Problem description: Retype every entry exactly, down to the last character.

Web page and app entries:
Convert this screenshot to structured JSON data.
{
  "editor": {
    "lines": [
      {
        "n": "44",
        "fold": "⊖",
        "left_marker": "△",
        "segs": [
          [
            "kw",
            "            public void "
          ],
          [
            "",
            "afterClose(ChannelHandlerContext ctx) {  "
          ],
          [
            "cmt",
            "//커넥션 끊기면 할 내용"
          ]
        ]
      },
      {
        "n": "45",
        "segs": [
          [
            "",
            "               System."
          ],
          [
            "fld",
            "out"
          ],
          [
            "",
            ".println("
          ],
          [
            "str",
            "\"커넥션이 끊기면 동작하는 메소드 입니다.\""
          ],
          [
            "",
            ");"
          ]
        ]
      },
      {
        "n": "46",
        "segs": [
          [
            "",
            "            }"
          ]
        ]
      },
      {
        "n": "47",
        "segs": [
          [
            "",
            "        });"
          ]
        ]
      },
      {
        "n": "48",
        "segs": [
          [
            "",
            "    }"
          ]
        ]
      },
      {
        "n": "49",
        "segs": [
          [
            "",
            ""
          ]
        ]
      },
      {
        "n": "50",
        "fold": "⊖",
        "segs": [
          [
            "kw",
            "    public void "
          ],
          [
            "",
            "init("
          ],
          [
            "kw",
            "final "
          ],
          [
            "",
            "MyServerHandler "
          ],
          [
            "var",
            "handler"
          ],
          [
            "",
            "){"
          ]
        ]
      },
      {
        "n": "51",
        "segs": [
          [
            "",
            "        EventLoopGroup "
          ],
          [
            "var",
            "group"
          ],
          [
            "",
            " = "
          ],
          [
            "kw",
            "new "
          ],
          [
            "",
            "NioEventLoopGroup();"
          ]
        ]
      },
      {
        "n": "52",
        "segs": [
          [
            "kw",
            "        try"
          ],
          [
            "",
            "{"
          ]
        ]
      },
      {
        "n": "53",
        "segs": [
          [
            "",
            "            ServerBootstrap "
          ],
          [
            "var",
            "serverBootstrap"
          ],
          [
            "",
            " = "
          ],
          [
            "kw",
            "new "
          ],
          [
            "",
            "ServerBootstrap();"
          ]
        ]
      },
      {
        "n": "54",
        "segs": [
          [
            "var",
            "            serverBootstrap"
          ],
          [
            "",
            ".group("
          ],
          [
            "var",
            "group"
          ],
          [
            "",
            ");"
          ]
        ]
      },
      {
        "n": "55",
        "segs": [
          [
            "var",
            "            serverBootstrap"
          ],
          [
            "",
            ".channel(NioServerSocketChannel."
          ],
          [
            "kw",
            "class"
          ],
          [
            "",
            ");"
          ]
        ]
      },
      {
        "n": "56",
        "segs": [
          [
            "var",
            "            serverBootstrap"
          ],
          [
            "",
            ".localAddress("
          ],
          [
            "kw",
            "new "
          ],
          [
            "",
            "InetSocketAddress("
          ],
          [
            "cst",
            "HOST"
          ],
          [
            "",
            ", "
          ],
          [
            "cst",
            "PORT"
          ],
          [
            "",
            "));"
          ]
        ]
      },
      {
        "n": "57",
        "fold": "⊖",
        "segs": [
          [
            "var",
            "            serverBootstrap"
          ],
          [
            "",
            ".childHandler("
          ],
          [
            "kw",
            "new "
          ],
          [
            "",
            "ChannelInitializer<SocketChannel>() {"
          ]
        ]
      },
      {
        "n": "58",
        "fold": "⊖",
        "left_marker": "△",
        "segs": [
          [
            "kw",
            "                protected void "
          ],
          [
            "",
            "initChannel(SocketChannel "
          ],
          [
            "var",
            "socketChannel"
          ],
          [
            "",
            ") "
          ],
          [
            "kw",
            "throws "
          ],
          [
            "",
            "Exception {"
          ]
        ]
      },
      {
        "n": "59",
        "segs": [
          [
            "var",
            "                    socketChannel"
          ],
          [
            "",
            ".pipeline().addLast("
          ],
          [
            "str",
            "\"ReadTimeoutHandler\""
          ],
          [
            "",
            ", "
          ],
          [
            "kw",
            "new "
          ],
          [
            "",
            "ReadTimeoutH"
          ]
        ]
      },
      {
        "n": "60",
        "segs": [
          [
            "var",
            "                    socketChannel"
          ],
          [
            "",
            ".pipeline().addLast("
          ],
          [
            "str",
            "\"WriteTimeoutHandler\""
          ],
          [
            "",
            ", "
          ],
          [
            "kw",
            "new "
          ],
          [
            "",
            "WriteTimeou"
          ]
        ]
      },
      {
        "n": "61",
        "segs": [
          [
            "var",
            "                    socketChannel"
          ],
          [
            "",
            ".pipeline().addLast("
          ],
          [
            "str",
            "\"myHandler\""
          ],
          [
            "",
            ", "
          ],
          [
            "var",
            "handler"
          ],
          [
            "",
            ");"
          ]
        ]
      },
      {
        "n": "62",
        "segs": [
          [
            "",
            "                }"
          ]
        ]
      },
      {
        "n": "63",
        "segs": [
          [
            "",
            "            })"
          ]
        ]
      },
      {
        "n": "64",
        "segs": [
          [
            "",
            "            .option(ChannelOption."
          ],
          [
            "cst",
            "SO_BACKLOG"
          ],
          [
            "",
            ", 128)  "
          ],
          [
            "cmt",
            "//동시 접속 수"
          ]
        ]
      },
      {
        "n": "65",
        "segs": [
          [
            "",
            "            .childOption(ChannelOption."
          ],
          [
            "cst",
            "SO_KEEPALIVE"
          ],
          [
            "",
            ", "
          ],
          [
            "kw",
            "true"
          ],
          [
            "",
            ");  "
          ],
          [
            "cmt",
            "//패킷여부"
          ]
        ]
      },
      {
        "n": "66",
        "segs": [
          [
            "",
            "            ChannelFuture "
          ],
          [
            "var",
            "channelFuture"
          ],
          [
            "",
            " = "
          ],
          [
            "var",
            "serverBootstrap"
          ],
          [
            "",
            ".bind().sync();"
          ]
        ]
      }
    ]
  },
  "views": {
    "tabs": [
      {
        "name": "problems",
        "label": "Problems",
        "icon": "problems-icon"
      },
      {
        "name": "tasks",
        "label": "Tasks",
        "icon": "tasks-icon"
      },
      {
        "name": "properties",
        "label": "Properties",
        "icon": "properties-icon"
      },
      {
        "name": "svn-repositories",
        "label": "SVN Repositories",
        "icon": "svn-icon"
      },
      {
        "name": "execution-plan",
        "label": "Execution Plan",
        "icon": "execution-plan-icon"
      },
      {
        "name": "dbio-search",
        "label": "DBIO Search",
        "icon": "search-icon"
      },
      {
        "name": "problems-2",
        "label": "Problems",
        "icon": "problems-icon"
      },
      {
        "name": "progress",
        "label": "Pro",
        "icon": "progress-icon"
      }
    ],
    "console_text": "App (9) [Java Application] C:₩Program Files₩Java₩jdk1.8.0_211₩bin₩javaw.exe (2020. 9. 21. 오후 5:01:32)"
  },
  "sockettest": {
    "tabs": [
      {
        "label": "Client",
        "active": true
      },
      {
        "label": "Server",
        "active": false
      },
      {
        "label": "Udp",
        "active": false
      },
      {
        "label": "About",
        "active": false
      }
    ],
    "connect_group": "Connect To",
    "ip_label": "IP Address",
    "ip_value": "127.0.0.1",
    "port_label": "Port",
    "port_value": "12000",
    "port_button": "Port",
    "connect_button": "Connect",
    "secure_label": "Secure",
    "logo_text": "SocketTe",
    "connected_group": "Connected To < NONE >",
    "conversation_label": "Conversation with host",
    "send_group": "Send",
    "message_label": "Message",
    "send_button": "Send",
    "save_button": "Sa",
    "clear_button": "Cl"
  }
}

Answer:
Convert this screenshot to structured JSON data.
{
  "editor": {
    "lines": [
      {
        "n": "44",
        "fold": "⊖",
        "left_marker": "△",
        "segs": [
          [
            "kw",
            "            public void "
          ],
          [
            "",
            "afterClose(ChannelHandlerContext ctx) {  "
          ],
          [
            "cmt",
            "//커넥션 끊기면 할 내용"
          ]
        ]
      },
      {
        "n": "45",
        "segs": [
          [
            "",
            "               System."
          ],
          [
            "fld",
            "out"
          ],
          [
            "",
            ".println("
          ],
          [
            "str",
            "\"커넥션이 끊기면 동작하는 메소드 입니다.\""
          ],
          [
            "",
            ");"
          ]
        ]
      },
      {
        "n": "46",
        "segs": [
          [
            "",
            "            }"
          ]
        ]
      },
      {
        "n": "47",
        "segs": [
          [
            "",
            "        });"
          ]
        ]
      },
      {
        "n": "48",
        "segs": [
          [
            "",
            "    }"
          ]
        ]
      },
      {
        "n": "49",
        "segs": [
          [
            "",
            ""
          ]
        ]
      },
      {
        "n": "50",
        "fold": "⊖",
        "segs": [
          [
            "kw",
            "    public void "
          ],
          [
            "",
            "init("
          ],
          [
            "kw",
            "final "
          ],
          [
            "",
            "MyServerHandler "
          ],
          [
            "var",
            "handler"
          ],
          [
            "",
            "){"
          ]
        ]
      },
      {
        "n": "51",
        "segs": [
          [
            "",
            "        EventLoopGroup "
          ],
          [
            "var",
            "group"
          ],
          [
            "",
            " = "
          ],
          [
            "kw",
            "new "
          ],
          [
            "",
            "NioEventLoopGroup();"
          ]
        ]
      },
      {
        "n": "52",
        "segs": [
          [
            "kw",
            "        try"
          ],
          [
            "",
            "{"
          ]
        ]
      },
      {
        "n": "53",
        "segs": [
          [
            "",
            "            ServerBootstrap "
          ],
          [
            "var",
            "serverBootstrap"
          ],
          [
            "",
            " = "
          ],
          [
            "kw",
            "new "
          ],
          [
            "",
            "ServerBootstrap();"
          ]
        ]
      },
      {
        "n": "54",
        "segs": [
          [
            "var",
            "            serverBootstrap"
          ],
          [
            "",
            ".group("
          ],
          [
            "var",
            "group"
          ],
          [
            "",
            ");"
          ]
        ]
      },
      {
        "n": "55",
        "segs": [
          [
            "var",
            "            serverBootstrap"
          ],
          [
            "",
            ".channel(NioServerSocketChannel."
          ],
          [
            "kw",
            "class"
          ],
          [
            "",
            ");"
          ]
        ]
      },
      {
        "n": "56",
        "segs": [
          [
            "var",
            "            serverBootstrap"
          ],
          [
            "",
            ".localAddress("
          ],
          [
            "kw",
            "new "
          ],
          [
            "",
            "InetSocketAddress("
          ],
          [
            "cst",
            "HOST"
          ],
          [
            "",
            ", "
          ],
          [
            "cst",
            "PORT"
          ],
          [
            "",
            "));"
          ]
        ]
      },
      {
        "n": "57",
        "fold": "⊖",
        "segs": [
          [
            "var",
            "            serverBootstrap"
          ],
          [
            "",
            ".childHandler("
          ],
          [
            "kw",
            "new "
          ],
          [
            "",
            "ChannelInitializer<SocketChannel>() {"
          ]
        ]
      },
      {
        "n": "58",
        "fold": "⊖",
        "left_marker": "△",
        "segs": [
          [
            "kw",
            "                protected void "
          ],
          [
            "",
            "initChannel(SocketChannel "
          ],
          [
            "var",
            "socketChannel"
          ],
          [
            "",
            ") "
          ],
          [
            "kw",
            "throws "
          ],
          [
            "",
            "Exception {"
          ]
        ]
      },
      {
        "n": "59",
        "segs": [
          [
            "var",
            "                    socketChannel"
          ],
          [
            "",
            ".pipeline().addLast("
          ],
          [
            "str",
            "\"ReadTimeoutHandler\""
          ],
          [
            "",
            ", "
          ],
          [
            "kw",
            "new "
          ],
          [
            "",
            "ReadTimeoutH"
          ]
        ]
      },
      {
        "n": "60",
        "segs": [
          [
            "var",
            "                    socketChannel"
          ],
          [
            "",
            ".pipeline().addLast("
          ],
          [
            "str",
            "\"WriteTimeoutHandler\""
          ],
          [
            "",
            ", "
          ],
          [
            "kw",
            "new "
          ],
          [
            "",
            "WriteTimeou"
          ]
        ]
      },
      {
        "n": "61",
        "segs": [
          [
            "var",
            "                    socketChannel"
          ],
          [
            "",
            ".pipeline().addLast("
          ],
          [
            "str",
            "\"myHandler\""
          ],
          [
            "",
            ", "
          ],
          [
            "var",
            "handler"
          ],
          [
            "",
            ");"
          ]
        ]
      },
      {
        "n": "62",
        "segs": [
          [
            "",
            "                }"
          ]
        ]
      },
      {
        "n": "63",
        "segs": [
          [
            "",
            "            })"
          ]
        ]
      },
      {
        "n": "64",
        "segs": [
          [
            "",
            "            .option(ChannelOption."
          ],
          [
            "cst",
            "SO_BACKLOG"
          ],
          [
            "",
            ", 128)  "
          ],
          [
            "cmt",
            "//동시 접속 수"
          ]
        ]
      },
      {
        "n": "65",
        "segs": [
          [
            "",
            "            .childOption(ChannelOption."
          ],
          [
            "cst",
            "SO_KEEPALIVE"
          ],
          [
            "",
            ", "
          ],
          [
            "kw",
            "true"
          ],
          [
            "",
            ");  "
          ],
          [
            "cmt",
            "//패킷여부"
          ]
        ]
      },
      {
        "n": "66",
        "segs": [
          [
            "",
            "            ChannelFuture "
          ],
          [
            "var",
            "channelFuture"
          ],
          [
            "",
            " = "
          ],
          [
            "var",
            "serverBootstrap"
          ],
          [
            "",
            ".bind().sync();"
          ]
        ]
      }
    ]
  },
  "views": {
    "tabs": [
      {
        "name": "problems",
        "label": "Problems",
        "icon": "problems-icon"
      },
      {
        "name": "tasks",
        "label": "Tasks",
        "icon": "tasks-icon"
      },
      {
        "name": "properties",
        "label": "Properties",
        "icon": "properties-icon"
      },
      {
        "name": "svn-repositories",
        "label": "SVN Repositories",
        "icon": "svn-icon"
      },
      {
        "name": "execution-plan",
        "label": "Execution Plan",
        "icon": "execution-plan-icon"
      },
      {
        "name": "dbio-search",
        "label": "DBIO Search",
        "icon": "search-icon"
      },
      {
        "name": "problems-2",
        "label": "Problems",
        "icon": "problems-icon"
      },
      {
        "name": "progress",
        "label": "Pro",
        "icon": "progress-icon"
      }
    ],
    "console_text": "App (9) [Java Application] C:₩Program Files₩Java₩jdk1.8.0_211₩bin₩javaw.exe (2020. 9. 21. 오후 5:01:32)"
  },
  "sockettest": {
    "tabs": [
      {
        "label": "Client",
        "active": true
      },
      {
        "label": "Server",
        "active": false
      },
      {
        "label": "Udp",
        "active": false
      },
      {
        "label": "About",
        "active": false
      }
    ],
    "connect_group": "Connect To",
    "ip_label": "IP Address",
    "ip_value": "127.0.0.1",
    "port_label": "Port",
    "port_value": "12000",
    "port_button": "Port",
    "connect_button": "Connect",
    "secure_label": "Secure",
    "logo_text": "SocketTe",
    "connected_group": "Connected To < NONE >",
    "conversation_label": "Conversation with host",
    "send_group": "Send",
    "message_label": "Message",
    "send_button": "Send",
    "save_button": "Sa",
    "clear_button": "Cl"
  }
}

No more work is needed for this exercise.